Notice the transforming presence of God within you. Let go of words and images. Surrender all that is stirring, even if only briefly, and rest for a few minutes in God’s embrace.
We are used to meditating on Good Friday, to calling to mind various images of Christ’s life and our own, and turning our thoughts towards God in a special way. Contemplation, on the other hand, invites us to let go of our thoughts and simply receive God and God’s love deeply within us.
In my own prayer life, I find that this is something I fail to do far too often. I find it easy to think about scripture passages or even illuminations, and I am excellent at telling God what I want. When I get to the end of my litany of wants, I even leave a space for God to speak to me.
I sometimes run my prayer like a business meeting, you see. “Nothing else on my agenda, God. How about on yours?

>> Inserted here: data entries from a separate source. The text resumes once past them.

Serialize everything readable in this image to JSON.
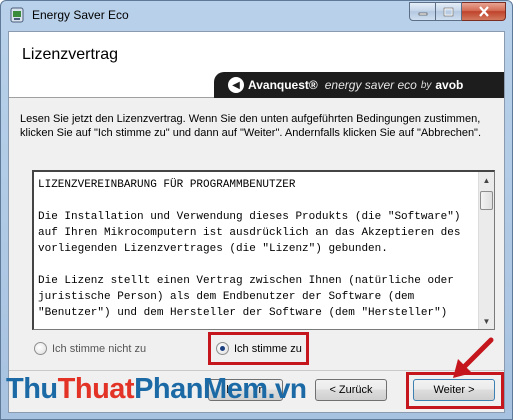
{
  "window": {
    "title": "Energy Saver Eco"
  },
  "header": {
    "title": "Lizenzvertrag",
    "banner": {
      "brand": "Avanquest®",
      "product": "energy saver eco",
      "by": "by",
      "partner": "avob"
    }
  },
  "intro_text": "Lesen Sie jetzt den Lizenzvertrag. Wenn Sie den unten aufgeführten Bedingungen zustimmen, klicken Sie auf  \"Ich stimme zu\" und dann auf \"Weiter\". Andernfalls klicken Sie auf \"Abbrechen\".",
  "license": {
    "text": "LIZENZVEREINBARUNG FÜR PROGRAMMBENUTZER\n\nDie Installation und Verwendung dieses Produkts (die \"Software\") auf Ihren Mikrocomputern ist ausdrücklich an das Akzeptieren des vorliegenden Lizenzvertrages (die \"Lizenz\") gebunden.\n\nDie Lizenz stellt einen Vertrag zwischen Ihnen (natürliche oder juristische Person) als dem Endbenutzer der Software (dem \"Benutzer\") und dem Hersteller der Software (dem \"Hersteller\")"
  },
  "options": {
    "decline": "Ich stimme nicht zu",
    "accept": "Ich stimme zu",
    "selected": "accept"
  },
  "buttons": {
    "back": "< Zurück",
    "next": "Weiter >",
    "partial_left": "b",
    "partial_right": "n"
  },
  "watermark": {
    "part1": "Thu",
    "part2": "Thuat",
    "part3": "PhanMem",
    "part4": ".vn"
  },
  "colors": {
    "highlight": "#c4161c",
    "watermark_blue": "#1b6aa6",
    "watermark_red": "#e23326"
  }
}
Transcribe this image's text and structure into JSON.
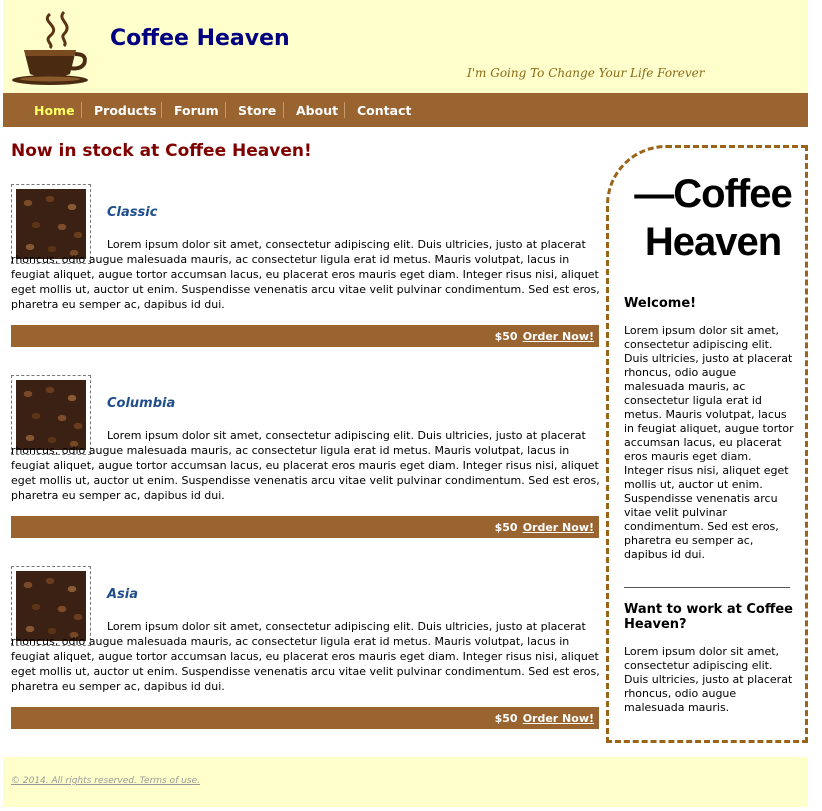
{
  "header": {
    "title": "Coffee Heaven",
    "tagline": "I'm Going To Change Your Life Forever",
    "logo_icon": "coffee-cup-icon"
  },
  "nav": {
    "items": [
      {
        "label": "Home",
        "active": true
      },
      {
        "label": "Products",
        "active": false
      },
      {
        "label": "Forum",
        "active": false
      },
      {
        "label": "Store",
        "active": false
      },
      {
        "label": "About",
        "active": false
      },
      {
        "label": "Contact",
        "active": false
      }
    ]
  },
  "main": {
    "heading": "Now in stock at Coffee Heaven!",
    "products": [
      {
        "name": "Classic",
        "description": "Lorem ipsum dolor sit amet, consectetur adipiscing elit. Duis ultricies, justo at placerat rhoncus, odio augue malesuada mauris, ac consectetur ligula erat id metus. Mauris volutpat, lacus in feugiat aliquet, augue tortor accumsan lacus, eu placerat eros mauris eget diam. Integer risus nisi, aliquet eget mollis ut, auctor ut enim. Suspendisse venenatis arcu vitae velit pulvinar condimentum. Sed est eros, pharetra eu semper ac, dapibus id dui.",
        "price": "$50",
        "order_label": "Order Now!"
      },
      {
        "name": "Columbia",
        "description": "Lorem ipsum dolor sit amet, consectetur adipiscing elit. Duis ultricies, justo at placerat rhoncus, odio augue malesuada mauris, ac consectetur ligula erat id metus. Mauris volutpat, lacus in feugiat aliquet, augue tortor accumsan lacus, eu placerat eros mauris eget diam. Integer risus nisi, aliquet eget mollis ut, auctor ut enim. Suspendisse venenatis arcu vitae velit pulvinar condimentum. Sed est eros, pharetra eu semper ac, dapibus id dui.",
        "price": "$50",
        "order_label": "Order Now!"
      },
      {
        "name": "Asia",
        "description": "Lorem ipsum dolor sit amet, consectetur adipiscing elit. Duis ultricies, justo at placerat rhoncus, odio augue malesuada mauris, ac consectetur ligula erat id metus. Mauris volutpat, lacus in feugiat aliquet, augue tortor accumsan lacus, eu placerat eros mauris eget diam. Integer risus nisi, aliquet eget mollis ut, auctor ut enim. Suspendisse venenatis arcu vitae velit pulvinar condimentum. Sed est eros, pharetra eu semper ac, dapibus id dui.",
        "price": "$50",
        "order_label": "Order Now!"
      }
    ]
  },
  "sidebar": {
    "logo_text": "—Coffee Heaven",
    "welcome_heading": "Welcome!",
    "welcome_text": "Lorem ipsum dolor sit amet, consectetur adipiscing elit. Duis ultricies, justo at placerat rhoncus, odio augue malesuada mauris, ac consectetur ligula erat id metus. Mauris volutpat, lacus in feugiat aliquet, augue tortor accumsan lacus, eu placerat eros mauris eget diam. Integer risus nisi, aliquet eget mollis ut, auctor ut enim. Suspendisse venenatis arcu vitae velit pulvinar condimentum. Sed est eros, pharetra eu semper ac, dapibus id dui.",
    "jobs_heading": "Want to work at Coffee Heaven?",
    "jobs_text": "Lorem ipsum dolor sit amet, consectetur adipiscing elit. Duis ultricies, justo at placerat rhoncus, odio augue malesuada mauris."
  },
  "footer": {
    "text": "© 2014. All rights reserved. Terms of use."
  },
  "colors": {
    "header_bg": "#ffffcc",
    "nav_bg": "#9a6430",
    "title": "#000080",
    "heading": "#800000"
  }
}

Nothing? Okay, see you next Thursday.” And before I know it my attention is turned elsewhere.
Contemplation invites us to view prayer as something other than a business meeting. Sure, you have an agenda, and we are even instructed by Christ to bring these things before God. But after the “business” is taken care of, Contemplation invites us to simply sit with an old friend — to enjoy their company.
Maybe a better image than a business meeting is that moment when an old friend or relative, who has traveled far to visit, almost has to leave. You drink in the details and want every moment to last longer. You recognize how truly important they are to you, and appreciate them just for being who they are.

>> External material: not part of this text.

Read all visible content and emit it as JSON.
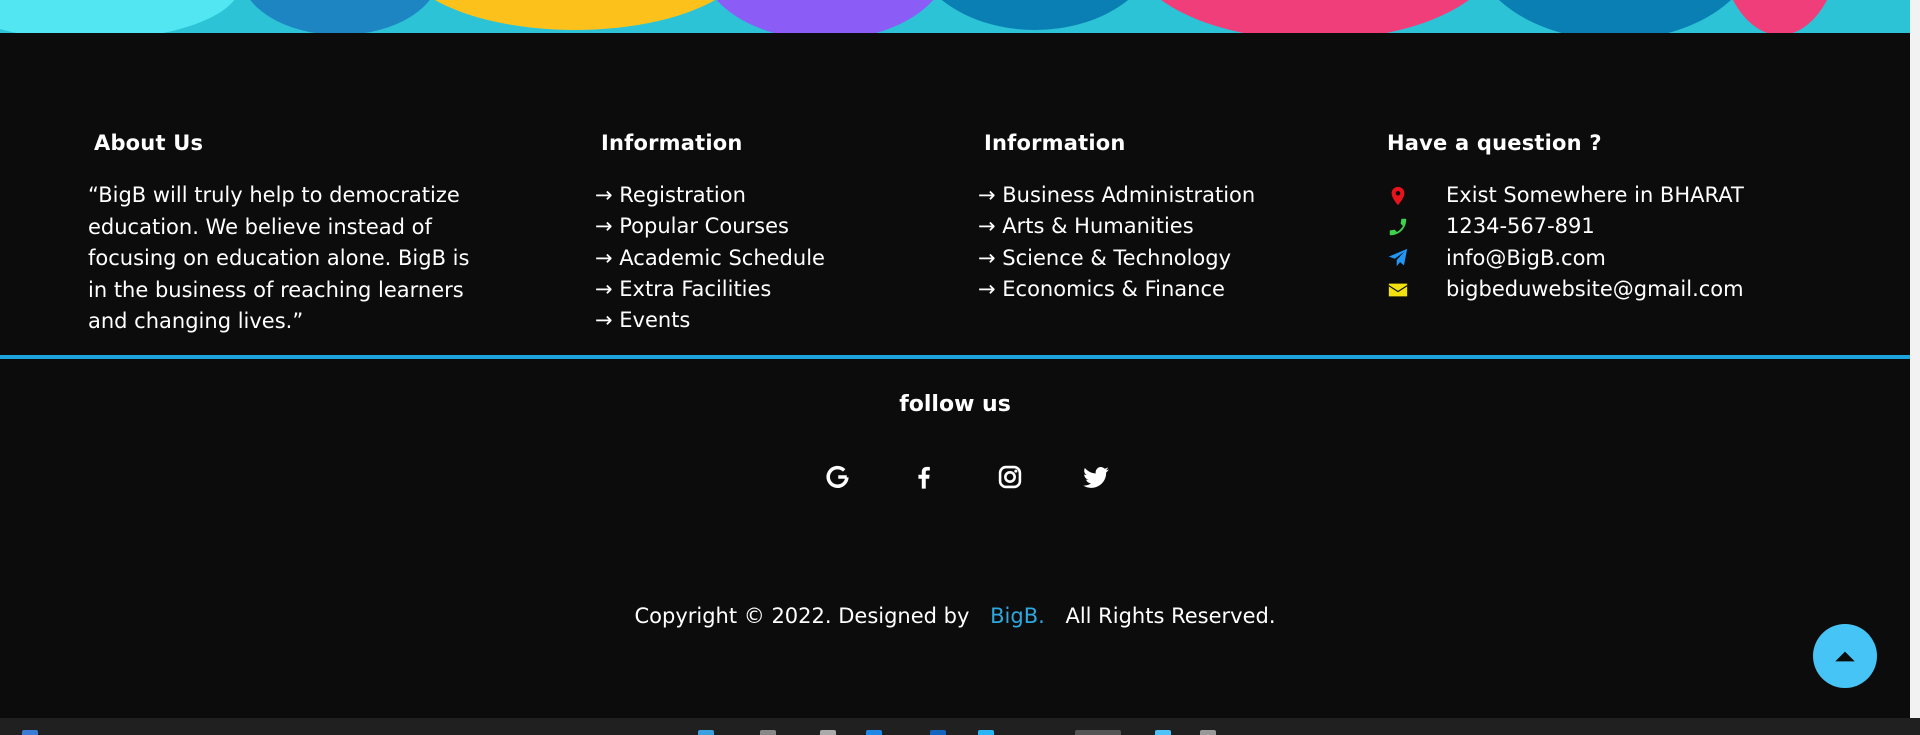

Lord, help me to stop, let go of words and images, and simply rest in your presence.
© Suffering Servant, Donald Jackson, 2005. The Saint John’s Bible, Order of Saint Benedict, Collegeville, Minnesota. Scripture quotations are from the New Revised Standard Version of the Bible, Catholic Edition, © 1993, 1989 National Council of the Churches of Christ in the United States of America. Used by permission. All rights reserved.